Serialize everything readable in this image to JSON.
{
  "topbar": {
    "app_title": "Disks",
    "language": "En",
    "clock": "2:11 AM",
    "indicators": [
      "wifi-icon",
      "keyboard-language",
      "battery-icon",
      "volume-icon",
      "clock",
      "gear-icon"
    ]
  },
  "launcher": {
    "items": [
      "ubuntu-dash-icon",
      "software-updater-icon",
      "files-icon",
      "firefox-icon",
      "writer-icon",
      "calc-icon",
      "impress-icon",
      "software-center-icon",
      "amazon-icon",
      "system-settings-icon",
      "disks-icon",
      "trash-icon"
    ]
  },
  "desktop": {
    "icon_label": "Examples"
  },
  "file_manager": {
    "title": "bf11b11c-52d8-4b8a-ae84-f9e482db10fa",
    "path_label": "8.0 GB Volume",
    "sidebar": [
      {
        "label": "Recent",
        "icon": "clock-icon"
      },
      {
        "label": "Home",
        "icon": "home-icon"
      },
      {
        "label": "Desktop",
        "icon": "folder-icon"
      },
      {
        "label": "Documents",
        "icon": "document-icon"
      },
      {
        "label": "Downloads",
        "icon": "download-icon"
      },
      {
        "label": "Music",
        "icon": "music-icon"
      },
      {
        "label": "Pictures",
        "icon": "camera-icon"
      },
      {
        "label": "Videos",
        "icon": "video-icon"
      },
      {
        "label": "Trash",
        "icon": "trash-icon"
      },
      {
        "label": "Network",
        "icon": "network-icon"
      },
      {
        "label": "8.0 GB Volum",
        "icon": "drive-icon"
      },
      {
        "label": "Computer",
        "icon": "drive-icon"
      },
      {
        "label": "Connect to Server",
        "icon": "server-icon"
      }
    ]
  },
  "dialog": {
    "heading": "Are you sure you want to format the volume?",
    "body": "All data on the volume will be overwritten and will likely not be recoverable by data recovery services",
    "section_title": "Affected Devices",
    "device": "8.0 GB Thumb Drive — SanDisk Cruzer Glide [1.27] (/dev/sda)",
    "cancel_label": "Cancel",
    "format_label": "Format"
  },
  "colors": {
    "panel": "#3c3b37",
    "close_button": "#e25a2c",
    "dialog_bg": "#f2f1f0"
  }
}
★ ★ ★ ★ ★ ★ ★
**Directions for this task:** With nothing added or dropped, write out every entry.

**Answer to this problem:**
Serialize everything readable in this image to JSON.
{
  "topbar": {
    "app_title": "Disks",
    "language": "En",
    "clock": "2:11 AM",
    "indicators": [
      "wifi-icon",
      "keyboard-language",
      "battery-icon",
      "volume-icon",
      "clock",
      "gear-icon"
    ]
  },
  "launcher": {
    "items": [
      "ubuntu-dash-icon",
      "software-updater-icon",
      "files-icon",
      "firefox-icon",
      "writer-icon",
      "calc-icon",
      "impress-icon",
      "software-center-icon",
      "amazon-icon",
      "system-settings-icon",
      "disks-icon",
      "trash-icon"
    ]
  },
  "desktop": {
    "icon_label": "Examples"
  },
  "file_manager": {
    "title": "bf11b11c-52d8-4b8a-ae84-f9e482db10fa",
    "path_label": "8.0 GB Volume",
    "sidebar": [
      {
        "label": "Recent",
        "icon": "clock-icon"
      },
      {
        "label": "Home",
        "icon": "home-icon"
      },
      {
        "label": "Desktop",
        "icon": "folder-icon"
      },
      {
        "label": "Documents",
        "icon": "document-icon"
      },
      {
        "label": "Downloads",
        "icon": "download-icon"
      },
      {
        "label": "Music",
        "icon": "music-icon"
      },
      {
        "label": "Pictures",
        "icon": "camera-icon"
      },
      {
        "label": "Videos",
        "icon": "video-icon"
      },
      {
        "label": "Trash",
        "icon": "trash-icon"
      },
      {
        "label": "Network",
        "icon": "network-icon"
      },
      {
        "label": "8.0 GB Volum",
        "icon": "drive-icon"
      },
      {
        "label": "Computer",
        "icon": "drive-icon"
      },
      {
        "label": "Connect to Server",
        "icon": "server-icon"
      }
    ]
  },
  "dialog": {
    "heading": "Are you sure you want to format the volume?",
    "body": "All data on the volume will be overwritten and will likely not be recoverable by data recovery services",
    "section_title": "Affected Devices",
    "device": "8.0 GB Thumb Drive — SanDisk Cruzer Glide [1.27] (/dev/sda)",
    "cancel_label": "Cancel",
    "format_label": "Format"
  },
  "colors": {
    "panel": "#3c3b37",
    "close_button": "#e25a2c",
    "dialog_bg": "#f2f1f0"
  }
}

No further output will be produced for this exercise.